Although the Chinese Loongson CPU will debut in one of the world's fastest supercomputers, but that doesn't mean it's ready for prime time, says its lead architect. Weiwu Hu, head of the Loongson design team said that it will be twenty years before China is able to sell its chips to the US "just like we are selling clothes and shoes."
So far Loongson chip has only appeared in low-powered netbooks and set-top boxes. Later this year a third generation of the processor is to debut in a petaflop-scale supercomputer. The chip's native instruction set is MIPS-based, which hasn't been used for desktop computers or even supercomputers for years, but it can emulate x86.
Hu said that it will take another decade before China-made chips meet the needs of the domestic market. Part of the problem is that chip fabs have cost structures that seem to depend primarily on the level of technical sophistication.
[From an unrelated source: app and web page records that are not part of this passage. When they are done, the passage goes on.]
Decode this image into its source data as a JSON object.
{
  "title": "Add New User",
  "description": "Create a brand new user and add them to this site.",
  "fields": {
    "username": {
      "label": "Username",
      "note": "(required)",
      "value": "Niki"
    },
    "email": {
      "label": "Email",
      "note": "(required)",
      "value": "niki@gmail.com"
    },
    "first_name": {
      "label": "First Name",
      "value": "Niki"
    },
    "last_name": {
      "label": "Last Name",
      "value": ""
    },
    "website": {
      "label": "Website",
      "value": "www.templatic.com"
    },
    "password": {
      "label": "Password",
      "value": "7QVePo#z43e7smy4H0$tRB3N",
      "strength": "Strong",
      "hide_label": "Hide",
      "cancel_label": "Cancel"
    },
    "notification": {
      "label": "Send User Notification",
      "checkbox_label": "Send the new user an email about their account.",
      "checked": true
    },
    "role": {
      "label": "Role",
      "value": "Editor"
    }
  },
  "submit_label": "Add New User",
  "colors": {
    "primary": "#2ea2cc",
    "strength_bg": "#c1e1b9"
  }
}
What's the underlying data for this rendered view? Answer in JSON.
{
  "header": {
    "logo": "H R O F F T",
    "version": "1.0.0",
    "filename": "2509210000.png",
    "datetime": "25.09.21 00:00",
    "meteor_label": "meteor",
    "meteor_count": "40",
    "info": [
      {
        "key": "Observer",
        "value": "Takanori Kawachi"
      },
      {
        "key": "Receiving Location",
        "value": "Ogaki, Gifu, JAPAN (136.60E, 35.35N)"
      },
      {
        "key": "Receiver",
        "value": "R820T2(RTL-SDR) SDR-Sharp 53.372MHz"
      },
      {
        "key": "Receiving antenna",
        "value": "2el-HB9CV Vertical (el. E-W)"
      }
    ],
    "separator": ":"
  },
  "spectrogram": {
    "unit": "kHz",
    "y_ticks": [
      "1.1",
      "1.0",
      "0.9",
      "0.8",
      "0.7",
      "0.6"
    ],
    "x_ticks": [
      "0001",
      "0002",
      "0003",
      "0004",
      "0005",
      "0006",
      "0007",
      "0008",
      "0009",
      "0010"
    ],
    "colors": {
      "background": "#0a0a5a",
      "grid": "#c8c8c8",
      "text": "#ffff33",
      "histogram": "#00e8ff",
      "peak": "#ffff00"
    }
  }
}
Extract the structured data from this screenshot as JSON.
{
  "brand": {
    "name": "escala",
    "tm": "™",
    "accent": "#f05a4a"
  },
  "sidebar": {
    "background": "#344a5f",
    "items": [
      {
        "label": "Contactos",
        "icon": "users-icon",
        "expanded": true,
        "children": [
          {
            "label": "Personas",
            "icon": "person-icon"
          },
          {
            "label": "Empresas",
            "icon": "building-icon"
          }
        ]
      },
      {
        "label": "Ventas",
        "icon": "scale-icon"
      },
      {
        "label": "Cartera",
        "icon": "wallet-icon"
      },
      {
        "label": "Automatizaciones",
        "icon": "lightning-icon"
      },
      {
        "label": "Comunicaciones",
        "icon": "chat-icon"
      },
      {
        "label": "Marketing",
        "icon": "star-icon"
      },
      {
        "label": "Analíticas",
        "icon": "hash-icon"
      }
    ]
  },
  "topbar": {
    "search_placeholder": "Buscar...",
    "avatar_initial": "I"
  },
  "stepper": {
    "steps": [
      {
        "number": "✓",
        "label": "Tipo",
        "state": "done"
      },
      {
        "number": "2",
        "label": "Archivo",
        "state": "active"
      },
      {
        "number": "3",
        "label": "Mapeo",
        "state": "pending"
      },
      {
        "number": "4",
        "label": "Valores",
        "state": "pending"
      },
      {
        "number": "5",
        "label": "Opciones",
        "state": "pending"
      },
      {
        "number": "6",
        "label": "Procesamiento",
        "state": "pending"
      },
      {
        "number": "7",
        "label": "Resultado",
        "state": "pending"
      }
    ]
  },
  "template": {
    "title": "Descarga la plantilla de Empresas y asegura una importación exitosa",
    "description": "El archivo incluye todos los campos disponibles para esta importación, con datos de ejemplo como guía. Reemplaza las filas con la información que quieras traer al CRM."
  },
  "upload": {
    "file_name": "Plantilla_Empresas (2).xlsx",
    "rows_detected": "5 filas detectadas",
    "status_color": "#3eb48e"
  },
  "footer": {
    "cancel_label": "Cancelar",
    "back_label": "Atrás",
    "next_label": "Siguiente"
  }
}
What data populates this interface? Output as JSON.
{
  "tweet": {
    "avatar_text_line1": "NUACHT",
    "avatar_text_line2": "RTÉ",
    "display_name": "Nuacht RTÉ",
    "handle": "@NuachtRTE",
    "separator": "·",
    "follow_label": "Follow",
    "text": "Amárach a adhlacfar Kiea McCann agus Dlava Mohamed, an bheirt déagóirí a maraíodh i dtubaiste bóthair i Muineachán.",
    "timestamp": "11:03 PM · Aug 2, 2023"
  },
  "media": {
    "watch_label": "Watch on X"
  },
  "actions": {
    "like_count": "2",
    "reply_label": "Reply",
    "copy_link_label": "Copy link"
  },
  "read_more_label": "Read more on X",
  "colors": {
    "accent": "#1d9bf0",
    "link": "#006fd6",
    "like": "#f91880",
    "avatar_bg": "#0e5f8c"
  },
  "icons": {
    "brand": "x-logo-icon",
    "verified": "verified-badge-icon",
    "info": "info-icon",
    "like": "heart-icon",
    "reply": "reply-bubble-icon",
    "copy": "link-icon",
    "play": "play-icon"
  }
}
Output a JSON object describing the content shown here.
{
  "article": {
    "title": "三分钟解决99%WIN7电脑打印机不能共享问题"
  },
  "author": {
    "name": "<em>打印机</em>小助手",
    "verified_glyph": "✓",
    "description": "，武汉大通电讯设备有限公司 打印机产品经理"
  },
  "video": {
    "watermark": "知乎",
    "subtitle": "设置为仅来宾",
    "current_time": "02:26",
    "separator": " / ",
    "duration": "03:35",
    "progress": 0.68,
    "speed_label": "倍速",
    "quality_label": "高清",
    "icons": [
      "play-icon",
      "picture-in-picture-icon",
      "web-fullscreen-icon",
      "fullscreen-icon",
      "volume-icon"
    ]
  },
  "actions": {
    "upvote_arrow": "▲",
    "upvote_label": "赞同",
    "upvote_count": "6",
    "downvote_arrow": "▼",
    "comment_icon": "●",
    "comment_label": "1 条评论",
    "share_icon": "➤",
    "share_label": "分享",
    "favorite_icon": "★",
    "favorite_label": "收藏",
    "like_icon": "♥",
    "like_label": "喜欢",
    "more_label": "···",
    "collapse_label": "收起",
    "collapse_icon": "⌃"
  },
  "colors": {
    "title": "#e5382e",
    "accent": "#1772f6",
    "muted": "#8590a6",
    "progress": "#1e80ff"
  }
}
However Hu thinks that if China grows towards an information-based economy it could happen.